Website and app data records:
══════════════════════════════
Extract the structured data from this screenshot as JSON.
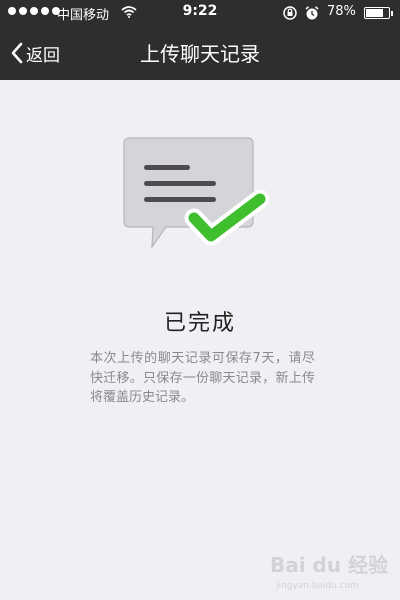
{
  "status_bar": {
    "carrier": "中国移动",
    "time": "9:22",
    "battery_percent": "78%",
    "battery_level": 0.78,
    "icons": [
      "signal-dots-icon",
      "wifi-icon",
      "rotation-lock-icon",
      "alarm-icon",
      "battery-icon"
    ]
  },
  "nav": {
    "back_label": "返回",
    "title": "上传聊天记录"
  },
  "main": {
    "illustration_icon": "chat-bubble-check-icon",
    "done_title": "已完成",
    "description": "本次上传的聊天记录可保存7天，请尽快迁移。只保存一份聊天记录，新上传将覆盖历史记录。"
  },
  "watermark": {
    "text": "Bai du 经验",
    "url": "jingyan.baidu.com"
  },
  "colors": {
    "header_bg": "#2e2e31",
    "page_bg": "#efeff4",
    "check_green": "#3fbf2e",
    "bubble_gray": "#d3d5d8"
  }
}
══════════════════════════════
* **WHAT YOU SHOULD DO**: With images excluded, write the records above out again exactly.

* **WRITTEN ANSWER**:
Extract the structured data from this screenshot as JSON.
{
  "status_bar": {
    "carrier": "中国移动",
    "time": "9:22",
    "battery_percent": "78%",
    "battery_level": 0.78,
    "icons": [
      "signal-dots-icon",
      "wifi-icon",
      "rotation-lock-icon",
      "alarm-icon",
      "battery-icon"
    ]
  },
  "nav": {
    "back_label": "返回",
    "title": "上传聊天记录"
  },
  "main": {
    "illustration_icon": "chat-bubble-check-icon",
    "done_title": "已完成",
    "description": "本次上传的聊天记录可保存7天，请尽快迁移。只保存一份聊天记录，新上传将覆盖历史记录。"
  },
  "watermark": {
    "text": "Bai du 经验",
    "url": "jingyan.baidu.com"
  },
  "colors": {
    "header_bg": "#2e2e31",
    "page_bg": "#efeff4",
    "check_green": "#3fbf2e",
    "bubble_gray": "#d3d5d8"
  }
}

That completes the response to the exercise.